* **Activity**
From the listing below, copy out every line where the word "region" appears.

* **Entries supplied**

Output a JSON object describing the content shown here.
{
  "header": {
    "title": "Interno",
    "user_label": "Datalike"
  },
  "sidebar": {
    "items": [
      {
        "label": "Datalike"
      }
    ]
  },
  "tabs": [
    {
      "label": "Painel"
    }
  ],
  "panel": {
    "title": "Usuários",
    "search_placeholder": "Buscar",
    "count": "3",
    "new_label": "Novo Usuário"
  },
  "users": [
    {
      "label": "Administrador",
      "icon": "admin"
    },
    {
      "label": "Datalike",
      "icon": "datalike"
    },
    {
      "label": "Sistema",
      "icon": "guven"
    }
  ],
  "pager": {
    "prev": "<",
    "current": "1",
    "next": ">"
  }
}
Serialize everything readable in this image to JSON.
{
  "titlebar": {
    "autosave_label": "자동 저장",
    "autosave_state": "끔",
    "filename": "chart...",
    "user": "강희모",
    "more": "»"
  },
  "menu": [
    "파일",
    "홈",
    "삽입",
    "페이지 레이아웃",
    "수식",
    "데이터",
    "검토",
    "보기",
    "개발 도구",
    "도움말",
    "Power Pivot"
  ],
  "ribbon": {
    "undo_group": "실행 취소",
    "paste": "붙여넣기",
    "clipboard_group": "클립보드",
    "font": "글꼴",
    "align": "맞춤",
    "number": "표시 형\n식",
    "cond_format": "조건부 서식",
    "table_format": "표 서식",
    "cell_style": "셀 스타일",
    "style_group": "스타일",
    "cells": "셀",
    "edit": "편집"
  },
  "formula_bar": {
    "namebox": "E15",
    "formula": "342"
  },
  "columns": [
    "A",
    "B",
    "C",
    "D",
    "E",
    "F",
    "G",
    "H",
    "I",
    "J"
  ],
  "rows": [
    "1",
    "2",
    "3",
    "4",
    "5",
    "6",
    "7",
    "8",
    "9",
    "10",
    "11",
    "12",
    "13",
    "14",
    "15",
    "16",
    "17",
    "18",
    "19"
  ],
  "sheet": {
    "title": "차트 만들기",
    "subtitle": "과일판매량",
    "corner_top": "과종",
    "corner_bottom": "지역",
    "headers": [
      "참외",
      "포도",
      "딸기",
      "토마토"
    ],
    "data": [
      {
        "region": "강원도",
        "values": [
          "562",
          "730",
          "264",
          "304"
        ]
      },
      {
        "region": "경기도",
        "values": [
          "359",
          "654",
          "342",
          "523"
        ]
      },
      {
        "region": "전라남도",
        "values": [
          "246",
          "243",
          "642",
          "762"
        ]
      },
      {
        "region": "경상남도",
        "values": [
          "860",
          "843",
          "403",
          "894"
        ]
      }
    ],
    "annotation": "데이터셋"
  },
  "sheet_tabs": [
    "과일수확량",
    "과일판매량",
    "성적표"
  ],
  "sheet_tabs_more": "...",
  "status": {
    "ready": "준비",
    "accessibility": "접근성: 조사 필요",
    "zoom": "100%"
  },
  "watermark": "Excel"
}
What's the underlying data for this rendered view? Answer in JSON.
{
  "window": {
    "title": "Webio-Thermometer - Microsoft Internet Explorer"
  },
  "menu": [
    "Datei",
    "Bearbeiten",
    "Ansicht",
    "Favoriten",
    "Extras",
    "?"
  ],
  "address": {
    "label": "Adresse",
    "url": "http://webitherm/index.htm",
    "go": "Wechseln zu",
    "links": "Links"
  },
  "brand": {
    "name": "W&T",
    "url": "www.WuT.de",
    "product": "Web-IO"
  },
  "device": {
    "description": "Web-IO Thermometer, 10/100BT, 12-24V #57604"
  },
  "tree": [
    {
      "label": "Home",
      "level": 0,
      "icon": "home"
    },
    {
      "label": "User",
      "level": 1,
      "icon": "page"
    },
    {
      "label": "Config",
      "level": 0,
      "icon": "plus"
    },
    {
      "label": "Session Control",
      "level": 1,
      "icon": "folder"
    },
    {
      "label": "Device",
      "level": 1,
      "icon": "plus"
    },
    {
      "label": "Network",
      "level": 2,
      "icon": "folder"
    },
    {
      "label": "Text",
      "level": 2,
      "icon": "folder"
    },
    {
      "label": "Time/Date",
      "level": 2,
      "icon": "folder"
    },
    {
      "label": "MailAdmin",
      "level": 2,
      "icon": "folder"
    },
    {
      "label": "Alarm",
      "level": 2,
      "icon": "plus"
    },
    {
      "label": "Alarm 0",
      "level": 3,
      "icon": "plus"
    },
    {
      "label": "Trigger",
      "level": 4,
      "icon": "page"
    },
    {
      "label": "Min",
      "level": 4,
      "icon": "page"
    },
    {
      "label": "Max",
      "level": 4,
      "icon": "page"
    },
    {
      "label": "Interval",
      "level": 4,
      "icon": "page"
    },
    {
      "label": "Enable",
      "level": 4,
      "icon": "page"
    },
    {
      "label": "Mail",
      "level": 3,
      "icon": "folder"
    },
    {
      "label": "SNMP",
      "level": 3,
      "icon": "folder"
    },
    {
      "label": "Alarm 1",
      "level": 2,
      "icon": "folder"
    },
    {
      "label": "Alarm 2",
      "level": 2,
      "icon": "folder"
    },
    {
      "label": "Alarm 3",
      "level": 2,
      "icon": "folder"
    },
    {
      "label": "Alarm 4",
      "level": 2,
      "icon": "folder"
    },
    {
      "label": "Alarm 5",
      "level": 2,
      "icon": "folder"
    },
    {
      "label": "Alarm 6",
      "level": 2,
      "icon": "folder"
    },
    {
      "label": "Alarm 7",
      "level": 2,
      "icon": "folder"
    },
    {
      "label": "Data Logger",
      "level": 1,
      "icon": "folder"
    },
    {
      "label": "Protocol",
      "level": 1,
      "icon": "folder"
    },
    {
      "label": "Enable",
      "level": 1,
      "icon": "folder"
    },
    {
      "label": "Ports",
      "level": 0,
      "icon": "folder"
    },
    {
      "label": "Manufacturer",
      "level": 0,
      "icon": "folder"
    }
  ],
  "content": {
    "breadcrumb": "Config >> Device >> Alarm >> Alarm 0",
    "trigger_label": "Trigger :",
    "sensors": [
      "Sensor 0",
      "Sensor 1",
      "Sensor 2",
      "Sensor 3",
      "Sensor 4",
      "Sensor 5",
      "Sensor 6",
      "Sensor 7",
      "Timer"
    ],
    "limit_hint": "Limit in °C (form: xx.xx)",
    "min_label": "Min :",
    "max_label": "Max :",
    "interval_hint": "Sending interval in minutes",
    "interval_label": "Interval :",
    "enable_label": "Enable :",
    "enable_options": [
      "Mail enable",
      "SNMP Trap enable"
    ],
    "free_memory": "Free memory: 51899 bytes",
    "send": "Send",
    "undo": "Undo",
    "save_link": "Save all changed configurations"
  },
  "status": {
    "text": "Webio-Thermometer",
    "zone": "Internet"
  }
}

* **Written solution**
        "region": "강원도",
        "region": "경기도",
        "region": "전라남도",
        "region": "경상남도",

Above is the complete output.